Backward inhibition may aid our ability to switch between tasks by counteracting the tendency to repeat a recently performed task. Current theory asserts that conflict between tasks during performance plays a key role in inducing the effect. However, a study by Costa and Friedrich (2012) suggests that backward inhibition might occur without this type of conflict being present. To better understand the mechanisms underlying backward inhibition, we investigated the roles of between-task conflict, task-based instructions, and task cues. Experiment 1 tentatively supported the view that conflict between tasks is not necessary for backward inhibition to be present, and suggested that either the use of task-based instructions or the provision of specific task-cues might be sufficient to generate the effect. Experiment 2 ruled out task-based instruction as a likely cause of backward inhibition in this context. Experiment 3 showed that the provision of task-cues was sufficient to drive a significant backward inhibition effect, but only when stimuli and responses (as well as tasks) repeated. Overall, these results indicate that between-task conflict during performance is not necessary for backward inhibition to be applied, and that task cues have a key role in generating the effect.
This research received no specific grant from any funding agency in the public, commercial, or not-for-profit sectors.

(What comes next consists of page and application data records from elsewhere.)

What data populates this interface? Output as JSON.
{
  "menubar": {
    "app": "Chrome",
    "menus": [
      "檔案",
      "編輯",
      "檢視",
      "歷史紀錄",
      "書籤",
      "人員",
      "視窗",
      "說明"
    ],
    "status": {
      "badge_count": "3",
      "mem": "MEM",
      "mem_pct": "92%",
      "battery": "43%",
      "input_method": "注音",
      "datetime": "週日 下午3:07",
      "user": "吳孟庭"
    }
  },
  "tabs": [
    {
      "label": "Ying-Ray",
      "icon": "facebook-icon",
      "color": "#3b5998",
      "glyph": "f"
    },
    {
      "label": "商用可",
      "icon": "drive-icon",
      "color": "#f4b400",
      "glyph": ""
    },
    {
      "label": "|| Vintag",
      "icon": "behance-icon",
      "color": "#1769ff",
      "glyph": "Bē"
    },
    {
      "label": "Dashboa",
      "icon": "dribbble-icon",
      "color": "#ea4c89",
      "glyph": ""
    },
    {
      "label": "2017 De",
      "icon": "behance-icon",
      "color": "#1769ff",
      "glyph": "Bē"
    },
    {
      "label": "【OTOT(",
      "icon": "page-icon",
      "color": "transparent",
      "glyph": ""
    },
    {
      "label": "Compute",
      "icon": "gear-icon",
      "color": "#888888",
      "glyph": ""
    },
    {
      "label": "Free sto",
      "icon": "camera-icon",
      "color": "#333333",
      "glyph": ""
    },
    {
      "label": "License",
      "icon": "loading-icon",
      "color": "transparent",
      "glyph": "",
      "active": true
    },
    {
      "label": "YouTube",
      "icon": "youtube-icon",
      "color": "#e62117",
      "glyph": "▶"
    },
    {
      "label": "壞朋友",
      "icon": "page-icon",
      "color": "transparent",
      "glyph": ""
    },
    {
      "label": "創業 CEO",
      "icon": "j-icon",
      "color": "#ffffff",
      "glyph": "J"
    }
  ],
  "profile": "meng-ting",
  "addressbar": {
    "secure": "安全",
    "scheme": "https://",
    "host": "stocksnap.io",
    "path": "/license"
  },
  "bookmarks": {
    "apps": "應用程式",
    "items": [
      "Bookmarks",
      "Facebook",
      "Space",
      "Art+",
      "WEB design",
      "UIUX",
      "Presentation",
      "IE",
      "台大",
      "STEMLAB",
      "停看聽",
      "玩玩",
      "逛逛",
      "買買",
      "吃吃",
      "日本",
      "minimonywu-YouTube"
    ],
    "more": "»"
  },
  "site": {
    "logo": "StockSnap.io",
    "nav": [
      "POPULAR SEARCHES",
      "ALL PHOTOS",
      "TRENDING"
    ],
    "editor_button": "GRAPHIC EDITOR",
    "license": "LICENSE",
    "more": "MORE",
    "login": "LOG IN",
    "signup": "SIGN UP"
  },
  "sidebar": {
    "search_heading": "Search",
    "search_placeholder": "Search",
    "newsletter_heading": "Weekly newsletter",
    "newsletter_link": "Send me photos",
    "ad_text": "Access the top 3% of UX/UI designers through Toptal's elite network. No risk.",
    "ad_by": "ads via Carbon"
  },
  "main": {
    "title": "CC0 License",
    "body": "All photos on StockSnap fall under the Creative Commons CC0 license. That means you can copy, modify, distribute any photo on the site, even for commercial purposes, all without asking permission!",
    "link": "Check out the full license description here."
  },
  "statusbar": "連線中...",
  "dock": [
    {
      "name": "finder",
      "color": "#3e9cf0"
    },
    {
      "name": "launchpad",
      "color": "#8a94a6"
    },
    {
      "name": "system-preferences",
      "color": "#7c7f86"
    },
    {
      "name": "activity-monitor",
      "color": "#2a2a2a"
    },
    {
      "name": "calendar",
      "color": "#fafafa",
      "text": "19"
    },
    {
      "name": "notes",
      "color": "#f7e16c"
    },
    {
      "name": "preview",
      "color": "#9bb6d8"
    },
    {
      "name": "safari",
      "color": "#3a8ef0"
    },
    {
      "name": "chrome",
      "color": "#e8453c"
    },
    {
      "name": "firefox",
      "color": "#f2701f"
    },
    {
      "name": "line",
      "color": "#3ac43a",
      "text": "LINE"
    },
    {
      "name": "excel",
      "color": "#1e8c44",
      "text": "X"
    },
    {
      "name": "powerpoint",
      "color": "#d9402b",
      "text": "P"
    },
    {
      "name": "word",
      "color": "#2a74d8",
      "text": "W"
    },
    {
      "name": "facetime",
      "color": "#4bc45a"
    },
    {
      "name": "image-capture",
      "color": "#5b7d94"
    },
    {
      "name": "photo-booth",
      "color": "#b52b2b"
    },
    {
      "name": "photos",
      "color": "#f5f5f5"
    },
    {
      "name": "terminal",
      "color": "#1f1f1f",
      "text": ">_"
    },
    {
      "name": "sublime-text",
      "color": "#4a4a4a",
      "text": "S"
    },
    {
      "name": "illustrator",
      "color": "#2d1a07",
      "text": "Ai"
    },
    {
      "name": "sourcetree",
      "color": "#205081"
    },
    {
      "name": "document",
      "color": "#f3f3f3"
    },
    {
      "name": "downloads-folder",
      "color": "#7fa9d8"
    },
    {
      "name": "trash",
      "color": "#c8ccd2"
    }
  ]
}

- task switching
- cue processing
- TARGET TRANSLATION
- COGNITIVE CONTROL